R v Collingwood Prime Realty Holding Corp, 2020 ONSC 2953
Criminal - jail sentence - whether to impose
Para 70: Lastly, in deciding whether a jail sentence is imposed, I am in the position of a judge at first instance. The COVID-19 crisis must be taken into account. In this case, the public interest in a jail sentence, gauged by the short 45 day intermittent sentence imposed by the sentencing justice, was not strong. On the other hand, the threat to an individual in jail presented by the virus has been well-documented and is not insubstantial: R. v. Williams, 2020 ONSC 2237 at paras. 65-89. This militates against a jail sentence for Mr. El-Hinn.
Para 71: I am heartened in this conclusion by the knowledge that in response to the virus threat in the jails and in order to reduce capacity, the Ministry of the Solicitor General has seen fit to provide immediate Temporary Absence Program admission to all those offenders facing intermittent sentences (see RESPONSE TO COVID-19 INFORMATION NOTE, Ministry of the Solicitor General, Institutional Services Division, Assistant Deputy Minister’s Office, May 5, 2020, p. 8). Those individuals with intermittent sentences will not have to serve time in correctional institutions.

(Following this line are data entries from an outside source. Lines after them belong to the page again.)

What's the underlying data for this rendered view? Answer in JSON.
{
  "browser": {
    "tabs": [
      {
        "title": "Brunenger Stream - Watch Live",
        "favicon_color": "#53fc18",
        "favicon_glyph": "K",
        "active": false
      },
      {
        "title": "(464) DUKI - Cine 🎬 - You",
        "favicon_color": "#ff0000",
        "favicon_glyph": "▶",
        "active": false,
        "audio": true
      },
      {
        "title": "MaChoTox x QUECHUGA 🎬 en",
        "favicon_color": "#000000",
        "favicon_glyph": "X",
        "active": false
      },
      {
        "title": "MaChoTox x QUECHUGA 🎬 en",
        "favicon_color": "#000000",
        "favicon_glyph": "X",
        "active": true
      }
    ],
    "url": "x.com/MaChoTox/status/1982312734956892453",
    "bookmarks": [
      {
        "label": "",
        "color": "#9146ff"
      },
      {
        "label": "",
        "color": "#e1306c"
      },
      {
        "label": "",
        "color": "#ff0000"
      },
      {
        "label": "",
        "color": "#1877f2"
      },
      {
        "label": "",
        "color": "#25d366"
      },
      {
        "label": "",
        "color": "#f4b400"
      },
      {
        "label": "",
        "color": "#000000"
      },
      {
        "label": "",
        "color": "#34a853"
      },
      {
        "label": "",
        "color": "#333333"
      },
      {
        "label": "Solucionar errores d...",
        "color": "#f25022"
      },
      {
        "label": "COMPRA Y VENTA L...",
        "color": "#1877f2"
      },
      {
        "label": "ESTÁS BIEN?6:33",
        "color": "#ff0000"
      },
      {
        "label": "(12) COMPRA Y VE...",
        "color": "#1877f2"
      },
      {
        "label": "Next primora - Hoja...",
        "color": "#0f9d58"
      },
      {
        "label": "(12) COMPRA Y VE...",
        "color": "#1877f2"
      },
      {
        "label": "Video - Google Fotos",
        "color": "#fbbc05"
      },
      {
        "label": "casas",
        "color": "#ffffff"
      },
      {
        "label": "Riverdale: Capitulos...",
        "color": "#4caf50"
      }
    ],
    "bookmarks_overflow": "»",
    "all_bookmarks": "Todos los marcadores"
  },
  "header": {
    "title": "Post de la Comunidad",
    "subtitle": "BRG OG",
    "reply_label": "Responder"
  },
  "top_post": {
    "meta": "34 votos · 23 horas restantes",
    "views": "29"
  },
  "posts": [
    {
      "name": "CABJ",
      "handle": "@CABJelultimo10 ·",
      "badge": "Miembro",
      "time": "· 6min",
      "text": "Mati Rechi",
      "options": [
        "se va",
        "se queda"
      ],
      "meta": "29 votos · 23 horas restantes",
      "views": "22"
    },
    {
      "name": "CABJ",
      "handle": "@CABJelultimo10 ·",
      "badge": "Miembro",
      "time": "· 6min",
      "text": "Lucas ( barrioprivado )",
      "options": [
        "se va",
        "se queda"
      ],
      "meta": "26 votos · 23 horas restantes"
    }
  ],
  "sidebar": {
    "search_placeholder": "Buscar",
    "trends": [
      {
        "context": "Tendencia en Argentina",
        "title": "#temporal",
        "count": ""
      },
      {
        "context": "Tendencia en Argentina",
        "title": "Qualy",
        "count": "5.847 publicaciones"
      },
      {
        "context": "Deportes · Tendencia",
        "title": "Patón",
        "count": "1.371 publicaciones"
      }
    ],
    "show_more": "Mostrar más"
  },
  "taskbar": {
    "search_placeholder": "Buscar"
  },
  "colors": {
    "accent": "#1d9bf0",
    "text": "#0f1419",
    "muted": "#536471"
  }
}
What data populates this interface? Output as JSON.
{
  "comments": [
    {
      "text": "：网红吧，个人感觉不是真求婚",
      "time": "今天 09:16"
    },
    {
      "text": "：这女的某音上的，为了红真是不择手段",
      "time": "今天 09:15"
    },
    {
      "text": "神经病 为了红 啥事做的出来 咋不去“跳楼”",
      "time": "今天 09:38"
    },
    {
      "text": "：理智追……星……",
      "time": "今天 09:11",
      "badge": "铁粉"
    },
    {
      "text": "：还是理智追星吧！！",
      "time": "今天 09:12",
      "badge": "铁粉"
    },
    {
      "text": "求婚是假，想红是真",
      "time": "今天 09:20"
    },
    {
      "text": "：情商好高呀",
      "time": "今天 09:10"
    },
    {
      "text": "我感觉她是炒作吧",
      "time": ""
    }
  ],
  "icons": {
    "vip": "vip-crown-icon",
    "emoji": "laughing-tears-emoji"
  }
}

Para 72: I am aware of the general distaste for considering post-sentencing decisions by jail and parole administrators in crafting a sentence. But the decision of the authorities here is significant for what can be drawn from it with respect to the state of our prisons. The judgment of those in charge of the jails who have the most up to date and reliable information supports the conclusion that at present, there is an additional hardship and threat to inmates in prison. This fortifies the conclusion that the individual and collective cost of an intermittent jail sentence in the time of COVID-19 outweighs any benefit to the public interest.